___ Records provided ___
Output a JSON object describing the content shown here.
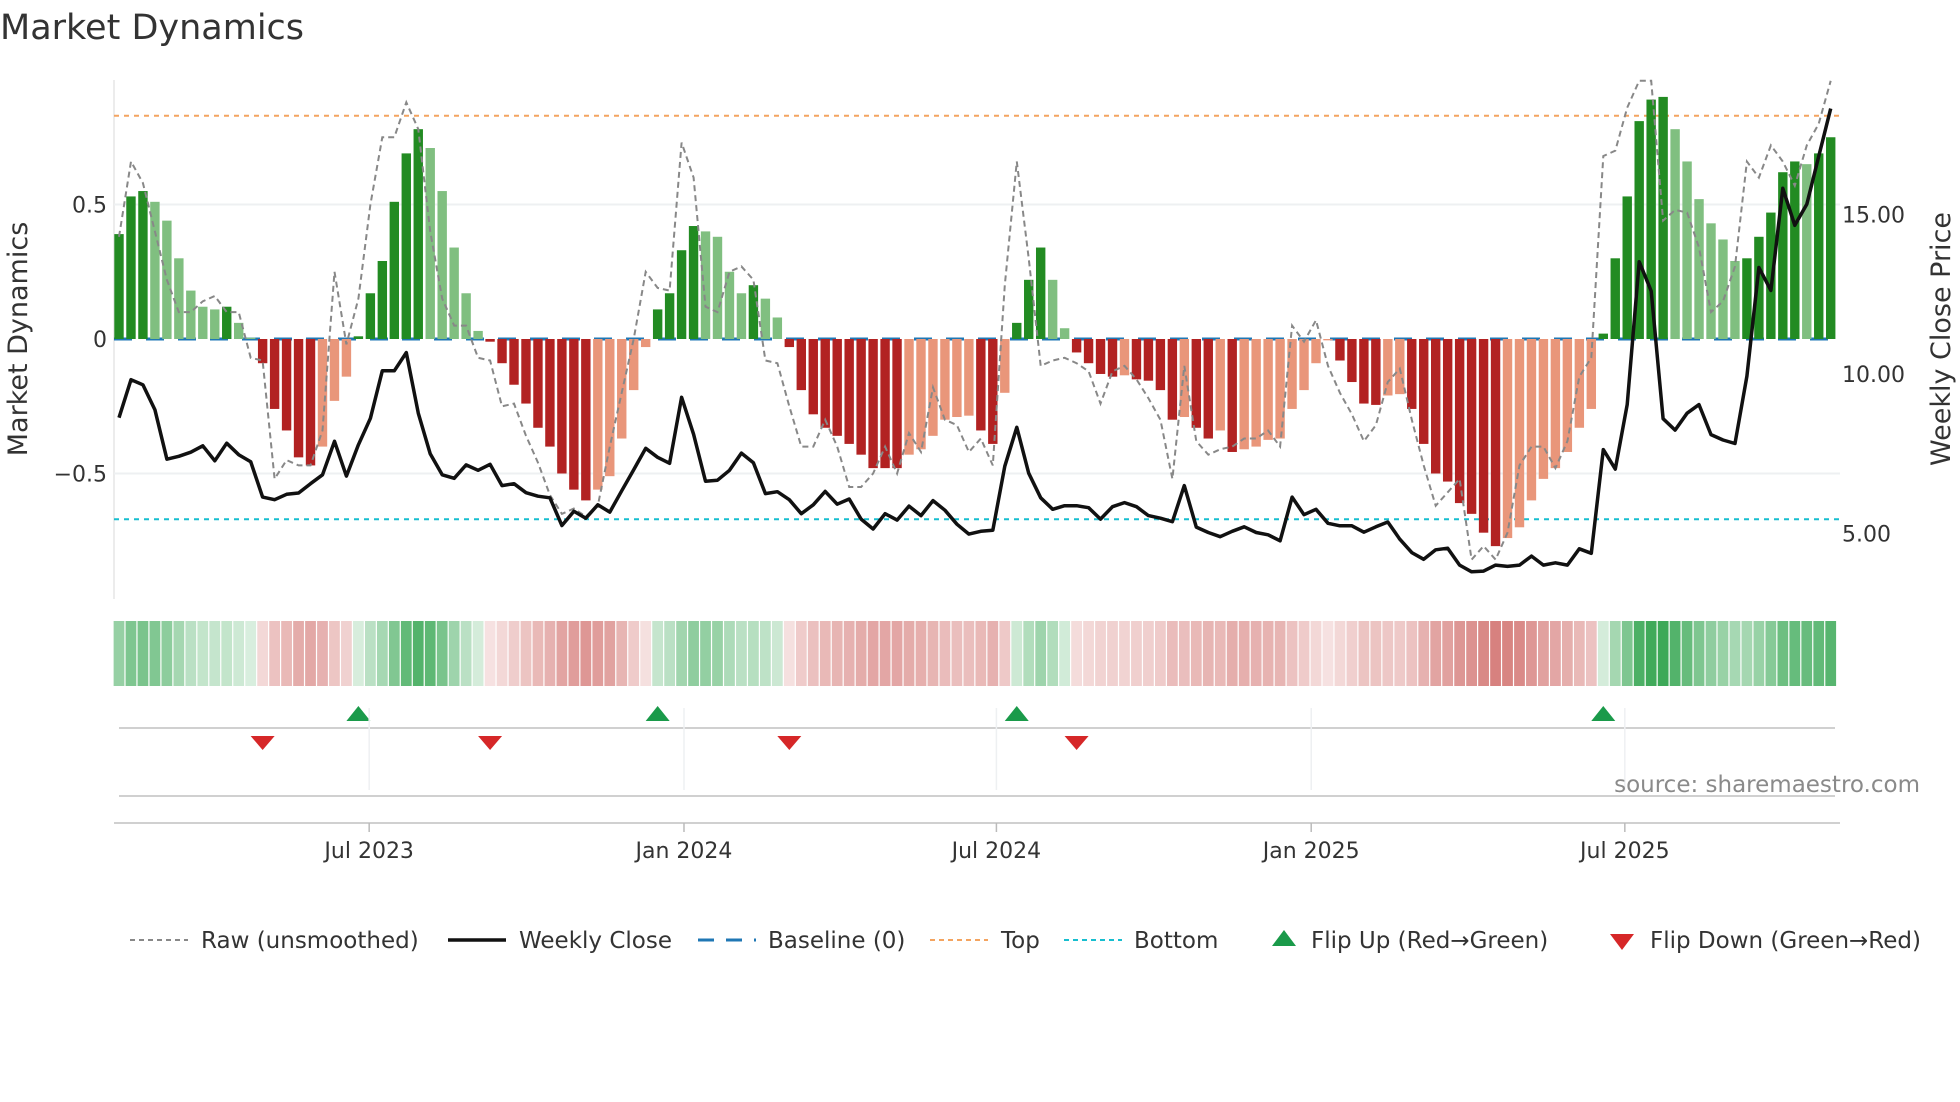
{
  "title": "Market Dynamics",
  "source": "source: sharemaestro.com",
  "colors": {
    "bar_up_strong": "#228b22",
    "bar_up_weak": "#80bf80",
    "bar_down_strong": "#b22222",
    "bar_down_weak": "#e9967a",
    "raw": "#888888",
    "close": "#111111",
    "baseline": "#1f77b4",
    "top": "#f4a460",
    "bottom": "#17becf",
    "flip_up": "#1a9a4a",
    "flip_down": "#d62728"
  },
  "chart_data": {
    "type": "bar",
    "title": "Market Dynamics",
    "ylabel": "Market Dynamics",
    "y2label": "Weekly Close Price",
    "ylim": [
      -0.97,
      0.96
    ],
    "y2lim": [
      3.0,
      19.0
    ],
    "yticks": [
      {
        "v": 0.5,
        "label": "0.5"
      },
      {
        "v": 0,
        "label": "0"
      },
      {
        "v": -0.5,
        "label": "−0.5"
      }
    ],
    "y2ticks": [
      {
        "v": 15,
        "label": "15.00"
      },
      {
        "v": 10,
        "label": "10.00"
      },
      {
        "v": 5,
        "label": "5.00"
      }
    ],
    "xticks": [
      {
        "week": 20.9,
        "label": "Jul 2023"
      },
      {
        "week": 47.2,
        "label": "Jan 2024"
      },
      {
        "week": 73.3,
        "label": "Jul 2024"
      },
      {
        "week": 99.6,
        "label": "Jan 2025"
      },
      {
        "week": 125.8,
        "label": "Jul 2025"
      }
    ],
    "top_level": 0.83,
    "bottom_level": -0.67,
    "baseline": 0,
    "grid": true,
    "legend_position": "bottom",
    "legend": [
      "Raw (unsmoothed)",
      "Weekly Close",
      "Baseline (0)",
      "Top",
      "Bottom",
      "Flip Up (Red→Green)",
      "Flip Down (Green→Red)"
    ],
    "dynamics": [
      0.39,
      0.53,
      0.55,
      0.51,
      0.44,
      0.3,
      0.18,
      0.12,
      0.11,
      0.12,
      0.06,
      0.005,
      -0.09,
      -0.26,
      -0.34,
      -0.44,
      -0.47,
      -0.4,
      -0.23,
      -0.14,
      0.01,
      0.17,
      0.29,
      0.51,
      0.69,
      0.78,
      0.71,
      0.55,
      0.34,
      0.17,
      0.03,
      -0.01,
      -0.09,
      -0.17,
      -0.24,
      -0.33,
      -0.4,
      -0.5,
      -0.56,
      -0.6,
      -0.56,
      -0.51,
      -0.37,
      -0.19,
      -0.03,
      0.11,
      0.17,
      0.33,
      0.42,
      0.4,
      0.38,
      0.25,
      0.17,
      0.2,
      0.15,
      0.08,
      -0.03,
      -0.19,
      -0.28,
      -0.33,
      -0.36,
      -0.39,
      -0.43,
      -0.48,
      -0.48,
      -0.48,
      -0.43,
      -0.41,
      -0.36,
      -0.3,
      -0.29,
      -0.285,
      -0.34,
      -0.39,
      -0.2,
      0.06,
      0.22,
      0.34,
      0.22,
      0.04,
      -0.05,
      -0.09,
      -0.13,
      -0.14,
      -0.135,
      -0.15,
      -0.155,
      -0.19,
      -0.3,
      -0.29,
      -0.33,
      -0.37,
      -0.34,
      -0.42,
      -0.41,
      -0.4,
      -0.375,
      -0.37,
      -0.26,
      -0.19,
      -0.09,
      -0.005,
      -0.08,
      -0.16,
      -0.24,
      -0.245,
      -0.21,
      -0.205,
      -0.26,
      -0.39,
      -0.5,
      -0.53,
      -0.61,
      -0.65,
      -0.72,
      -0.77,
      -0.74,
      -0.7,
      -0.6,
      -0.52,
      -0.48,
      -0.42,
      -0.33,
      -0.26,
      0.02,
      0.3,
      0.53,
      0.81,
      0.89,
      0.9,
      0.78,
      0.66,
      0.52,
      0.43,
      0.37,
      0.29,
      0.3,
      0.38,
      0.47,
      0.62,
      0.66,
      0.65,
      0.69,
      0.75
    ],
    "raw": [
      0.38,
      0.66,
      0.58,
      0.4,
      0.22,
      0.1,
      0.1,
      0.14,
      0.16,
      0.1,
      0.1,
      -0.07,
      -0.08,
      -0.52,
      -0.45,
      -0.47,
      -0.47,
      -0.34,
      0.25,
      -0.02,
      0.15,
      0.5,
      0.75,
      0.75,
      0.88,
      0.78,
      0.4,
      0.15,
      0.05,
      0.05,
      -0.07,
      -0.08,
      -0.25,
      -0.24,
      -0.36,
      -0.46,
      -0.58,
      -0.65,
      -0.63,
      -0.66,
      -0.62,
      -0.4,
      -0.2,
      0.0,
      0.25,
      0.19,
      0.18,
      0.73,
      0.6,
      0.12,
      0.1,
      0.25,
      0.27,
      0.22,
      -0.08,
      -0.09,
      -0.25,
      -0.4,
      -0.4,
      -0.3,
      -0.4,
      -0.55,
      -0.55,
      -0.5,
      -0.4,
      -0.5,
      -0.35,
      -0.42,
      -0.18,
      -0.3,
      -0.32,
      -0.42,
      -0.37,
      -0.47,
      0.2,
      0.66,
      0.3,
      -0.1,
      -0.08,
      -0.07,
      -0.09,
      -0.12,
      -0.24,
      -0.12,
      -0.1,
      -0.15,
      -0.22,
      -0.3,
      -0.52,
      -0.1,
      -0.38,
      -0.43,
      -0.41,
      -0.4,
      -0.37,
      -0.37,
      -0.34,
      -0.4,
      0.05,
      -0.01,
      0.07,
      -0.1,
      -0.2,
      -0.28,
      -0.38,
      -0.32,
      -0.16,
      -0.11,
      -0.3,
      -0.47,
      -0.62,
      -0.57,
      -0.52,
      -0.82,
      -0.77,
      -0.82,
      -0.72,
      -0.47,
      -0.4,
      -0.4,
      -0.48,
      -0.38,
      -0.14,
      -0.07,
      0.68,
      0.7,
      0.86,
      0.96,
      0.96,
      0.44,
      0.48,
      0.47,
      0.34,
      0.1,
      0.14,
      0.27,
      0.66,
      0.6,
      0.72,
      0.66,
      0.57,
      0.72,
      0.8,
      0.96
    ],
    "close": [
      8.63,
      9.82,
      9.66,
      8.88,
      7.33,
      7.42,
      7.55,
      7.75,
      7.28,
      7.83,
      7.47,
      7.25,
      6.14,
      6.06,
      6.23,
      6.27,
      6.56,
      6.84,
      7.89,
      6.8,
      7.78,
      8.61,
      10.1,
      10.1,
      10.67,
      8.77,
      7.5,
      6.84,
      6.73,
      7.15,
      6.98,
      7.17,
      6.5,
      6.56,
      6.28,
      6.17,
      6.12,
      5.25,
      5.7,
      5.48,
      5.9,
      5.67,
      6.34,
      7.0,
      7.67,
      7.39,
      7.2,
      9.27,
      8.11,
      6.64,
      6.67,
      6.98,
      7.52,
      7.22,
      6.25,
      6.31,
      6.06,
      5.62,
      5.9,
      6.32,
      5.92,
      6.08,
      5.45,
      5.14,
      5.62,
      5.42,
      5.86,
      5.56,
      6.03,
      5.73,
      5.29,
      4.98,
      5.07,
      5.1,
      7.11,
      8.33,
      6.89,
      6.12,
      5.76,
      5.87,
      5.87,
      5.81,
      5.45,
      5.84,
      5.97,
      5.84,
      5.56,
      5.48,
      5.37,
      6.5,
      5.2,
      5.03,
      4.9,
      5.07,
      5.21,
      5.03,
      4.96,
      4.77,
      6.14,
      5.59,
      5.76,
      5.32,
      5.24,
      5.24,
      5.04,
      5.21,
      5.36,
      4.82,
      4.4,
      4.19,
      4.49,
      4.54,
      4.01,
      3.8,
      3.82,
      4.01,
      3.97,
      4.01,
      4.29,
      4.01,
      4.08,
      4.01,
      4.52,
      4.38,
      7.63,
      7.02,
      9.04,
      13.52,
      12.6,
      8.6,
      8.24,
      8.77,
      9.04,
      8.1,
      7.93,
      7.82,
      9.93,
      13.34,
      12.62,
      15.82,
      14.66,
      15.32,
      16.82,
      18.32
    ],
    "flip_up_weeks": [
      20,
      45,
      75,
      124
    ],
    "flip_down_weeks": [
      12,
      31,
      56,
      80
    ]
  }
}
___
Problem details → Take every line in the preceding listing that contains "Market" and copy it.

The answer →
  "title": "Market Dynamics",
    "title": "Market Dynamics",
    "ylabel": "Market Dynamics",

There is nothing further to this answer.